The Demon Notebook (The Demon Notebook #1)My name is Grace, and my friends and I just wanted to see if we could cast a few spells. We wrote them in a notebook, but none of them worked. Until... we tried using Rachel's new Ouija board. Una started acting very strangely, and the spells we had written down started to work in reverse order. James fell in love with me, a boy peed his pants, and a blizzard snowed-in our town. However, then we remembered our first spell... for the school bully Tracy to get hit by a bus. We don’t know what we’re doing, and we’re taking turns watching over Una. At first, we thought she simply couldn’t handle the stress, but now the problem may be worse than we thought. Her glowing red eyes are a big clue that something has gone terribly wrong!

This book told a story of young girls messing with powers they didn’t know existed. The first spell was written out of anger, but the other eight were just silly. The spells occurring in reverse order created a countdown to the most serious one and added some suspense. The girls were mad at Tracy, but they didn’t want her dead. Then, Una’s situation transformed her from a victim into an antagonist and really complicated the problem. Even though Grace was the main character, her friends took turns having more important roles in the plot. Adie was more timid, Jenny was more athletic, and Rachel was quicker to take action. Ironically, Adie stepped out of character during the climax to help save Tracy. The girls received support from a couple adults with an interesting back-story of their own. Mrs. Quinlan offered spells to dispose of the demons, but she made it clear that she would not take direct action in the conflict. I was a bit surprised when it took Mrs. Lemon so long to get involved, since she taught in school. Overall, this is a fun book and includes a sequel, The Broken Spell.


Thursday, April 19, 2018

Bounders #3: The Forgotten Shrine by Monica Tesler

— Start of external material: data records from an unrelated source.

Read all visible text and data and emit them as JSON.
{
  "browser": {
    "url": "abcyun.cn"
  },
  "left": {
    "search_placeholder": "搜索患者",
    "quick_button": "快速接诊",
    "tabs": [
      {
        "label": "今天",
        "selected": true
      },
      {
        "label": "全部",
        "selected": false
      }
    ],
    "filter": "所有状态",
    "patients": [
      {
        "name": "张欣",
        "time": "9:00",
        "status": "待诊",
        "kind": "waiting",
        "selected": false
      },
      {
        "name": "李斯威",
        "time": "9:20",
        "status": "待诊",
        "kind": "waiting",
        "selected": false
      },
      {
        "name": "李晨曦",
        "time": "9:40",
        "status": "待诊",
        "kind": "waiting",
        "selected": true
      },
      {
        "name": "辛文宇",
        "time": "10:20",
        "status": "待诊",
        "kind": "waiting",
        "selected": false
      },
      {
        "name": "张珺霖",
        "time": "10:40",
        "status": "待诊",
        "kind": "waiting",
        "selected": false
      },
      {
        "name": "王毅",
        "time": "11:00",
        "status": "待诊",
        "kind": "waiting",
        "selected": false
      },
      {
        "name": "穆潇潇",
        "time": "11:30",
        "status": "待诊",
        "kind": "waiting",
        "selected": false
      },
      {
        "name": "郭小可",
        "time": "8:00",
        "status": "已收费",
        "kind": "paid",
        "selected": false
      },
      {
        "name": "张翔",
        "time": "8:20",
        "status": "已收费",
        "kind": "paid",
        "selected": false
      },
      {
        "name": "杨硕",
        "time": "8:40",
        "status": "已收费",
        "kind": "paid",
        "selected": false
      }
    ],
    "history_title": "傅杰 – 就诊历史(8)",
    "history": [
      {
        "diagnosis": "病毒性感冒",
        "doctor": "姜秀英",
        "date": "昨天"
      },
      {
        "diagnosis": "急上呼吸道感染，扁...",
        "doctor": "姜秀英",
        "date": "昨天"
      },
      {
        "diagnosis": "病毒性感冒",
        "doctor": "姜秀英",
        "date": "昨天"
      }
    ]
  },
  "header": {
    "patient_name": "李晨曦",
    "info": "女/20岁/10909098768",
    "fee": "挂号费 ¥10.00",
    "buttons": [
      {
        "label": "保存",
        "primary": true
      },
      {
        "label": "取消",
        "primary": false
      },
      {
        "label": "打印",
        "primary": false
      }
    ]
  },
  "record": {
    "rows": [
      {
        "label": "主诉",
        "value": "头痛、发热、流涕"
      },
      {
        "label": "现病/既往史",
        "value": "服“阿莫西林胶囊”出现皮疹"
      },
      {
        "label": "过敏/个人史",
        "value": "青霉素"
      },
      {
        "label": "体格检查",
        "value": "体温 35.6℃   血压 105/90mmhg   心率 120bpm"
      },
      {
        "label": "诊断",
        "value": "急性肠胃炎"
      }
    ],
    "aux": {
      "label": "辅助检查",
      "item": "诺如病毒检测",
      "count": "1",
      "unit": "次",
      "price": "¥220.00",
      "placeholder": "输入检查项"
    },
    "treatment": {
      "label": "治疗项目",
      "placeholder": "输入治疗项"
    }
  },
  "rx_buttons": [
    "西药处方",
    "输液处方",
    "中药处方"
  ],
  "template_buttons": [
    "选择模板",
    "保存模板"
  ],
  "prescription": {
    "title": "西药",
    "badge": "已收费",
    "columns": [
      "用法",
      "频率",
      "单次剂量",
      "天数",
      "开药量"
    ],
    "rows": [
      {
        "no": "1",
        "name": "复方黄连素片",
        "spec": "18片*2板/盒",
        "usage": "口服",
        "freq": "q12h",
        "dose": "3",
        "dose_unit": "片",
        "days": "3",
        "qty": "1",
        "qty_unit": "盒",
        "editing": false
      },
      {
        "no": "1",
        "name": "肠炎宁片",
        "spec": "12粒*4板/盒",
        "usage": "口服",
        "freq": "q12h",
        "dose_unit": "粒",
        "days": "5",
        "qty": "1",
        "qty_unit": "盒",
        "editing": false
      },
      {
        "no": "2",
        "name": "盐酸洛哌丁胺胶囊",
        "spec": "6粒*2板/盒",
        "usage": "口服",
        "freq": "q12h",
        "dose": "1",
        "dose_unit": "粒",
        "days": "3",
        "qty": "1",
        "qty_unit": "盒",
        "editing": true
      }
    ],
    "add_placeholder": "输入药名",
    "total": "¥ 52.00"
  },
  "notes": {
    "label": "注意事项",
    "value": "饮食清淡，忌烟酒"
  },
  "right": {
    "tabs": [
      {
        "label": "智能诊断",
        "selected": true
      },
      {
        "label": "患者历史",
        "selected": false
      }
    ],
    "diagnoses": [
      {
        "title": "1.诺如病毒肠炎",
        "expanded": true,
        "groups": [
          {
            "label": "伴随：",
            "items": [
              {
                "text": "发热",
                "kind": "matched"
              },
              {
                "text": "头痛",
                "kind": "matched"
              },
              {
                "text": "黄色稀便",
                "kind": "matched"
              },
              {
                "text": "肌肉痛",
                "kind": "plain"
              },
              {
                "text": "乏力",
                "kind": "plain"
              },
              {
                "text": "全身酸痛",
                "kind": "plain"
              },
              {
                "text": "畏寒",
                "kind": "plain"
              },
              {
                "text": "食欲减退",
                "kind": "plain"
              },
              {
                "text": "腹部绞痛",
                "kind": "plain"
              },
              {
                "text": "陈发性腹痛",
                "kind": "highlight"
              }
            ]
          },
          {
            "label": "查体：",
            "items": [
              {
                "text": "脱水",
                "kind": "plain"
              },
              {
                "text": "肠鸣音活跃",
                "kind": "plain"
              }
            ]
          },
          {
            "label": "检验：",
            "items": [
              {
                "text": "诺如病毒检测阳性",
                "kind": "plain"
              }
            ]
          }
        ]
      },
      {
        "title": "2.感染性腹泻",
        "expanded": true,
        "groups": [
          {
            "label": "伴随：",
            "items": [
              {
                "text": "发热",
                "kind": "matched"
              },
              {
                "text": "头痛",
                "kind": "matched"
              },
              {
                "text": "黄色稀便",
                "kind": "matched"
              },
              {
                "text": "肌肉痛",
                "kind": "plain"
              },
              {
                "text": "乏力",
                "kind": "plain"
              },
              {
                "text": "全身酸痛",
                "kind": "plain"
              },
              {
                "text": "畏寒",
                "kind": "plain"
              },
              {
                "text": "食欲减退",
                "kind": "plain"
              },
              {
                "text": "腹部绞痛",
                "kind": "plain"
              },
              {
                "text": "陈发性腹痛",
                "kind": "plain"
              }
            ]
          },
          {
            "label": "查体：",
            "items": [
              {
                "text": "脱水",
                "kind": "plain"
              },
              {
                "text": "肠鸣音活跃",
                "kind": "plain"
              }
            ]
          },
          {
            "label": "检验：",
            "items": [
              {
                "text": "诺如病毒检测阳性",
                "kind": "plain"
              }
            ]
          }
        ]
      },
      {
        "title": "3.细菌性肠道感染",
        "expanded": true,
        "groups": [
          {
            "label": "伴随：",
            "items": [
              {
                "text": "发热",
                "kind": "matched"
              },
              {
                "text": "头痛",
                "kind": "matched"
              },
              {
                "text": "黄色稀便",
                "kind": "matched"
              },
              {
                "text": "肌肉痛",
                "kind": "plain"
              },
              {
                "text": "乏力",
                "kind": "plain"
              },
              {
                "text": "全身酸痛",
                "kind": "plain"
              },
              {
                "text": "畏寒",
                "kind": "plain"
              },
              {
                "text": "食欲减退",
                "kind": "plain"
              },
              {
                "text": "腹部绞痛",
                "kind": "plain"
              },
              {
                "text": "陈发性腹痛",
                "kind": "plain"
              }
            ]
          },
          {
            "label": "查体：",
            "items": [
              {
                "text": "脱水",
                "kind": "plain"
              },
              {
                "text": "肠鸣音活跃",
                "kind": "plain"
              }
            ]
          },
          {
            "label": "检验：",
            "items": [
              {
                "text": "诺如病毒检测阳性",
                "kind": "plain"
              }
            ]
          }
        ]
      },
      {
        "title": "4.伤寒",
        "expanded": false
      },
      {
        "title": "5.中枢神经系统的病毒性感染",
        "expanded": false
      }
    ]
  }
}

The Forgotten Shrine (Bounders #3)My name is Lucy, and my pod has been sent to Alkalinia, a world of snake-like creatures. Admiral Eames says they're our allies, but Jasper was the first to suspect something sneaky's going on. Our virtual reality rooms seemed awesome until we realized we hadn't left them for a week! Later, we were hunting for a way to shut down the occludium shield when we discovered a secret room with a giant serpent named Serena. She fears the Alaklinians have forgotten their past mistakes and are on the verge of another war. Against whom? Jasper and I figured out our pod members are being secretly drugged, and something is happening to us while we sleep. Despite the admiral's order to stop, we've got to keep investigating our hosts. It would be a lot easier if Marco would stop inviting Jasper's little sister along!

I recommend you read the previous books in the series to understand what's going on with bounding, the many references to the Youli, and Jasper's special connection with Mira. I liked the mystery of this book's plot, as the kids tried to uncover the Alakalinans' plans. The admiral complicated things by ordering them to not mess up relations with their allies. However, it was clear to the pod members that these creatures were not friends. I was disappointed the author chose not to use bounding as a major factor in the story. Other than traveling to the planet, bounding could have been totally left out without any impact to the other events. Jasper's little sister Addy was a huge addition to the cast, as she kept forcing herself into pod activities. Her presence really bugged Lucy and created friction throughout much of the plot. Jasper's claustrophobia and Marco's fear of snakes also created some issues.The last chapter left Mira and Jasper in a very surprising setting with many questions to be answered. Overall, I loved this book, and I'm looking forward to the next one.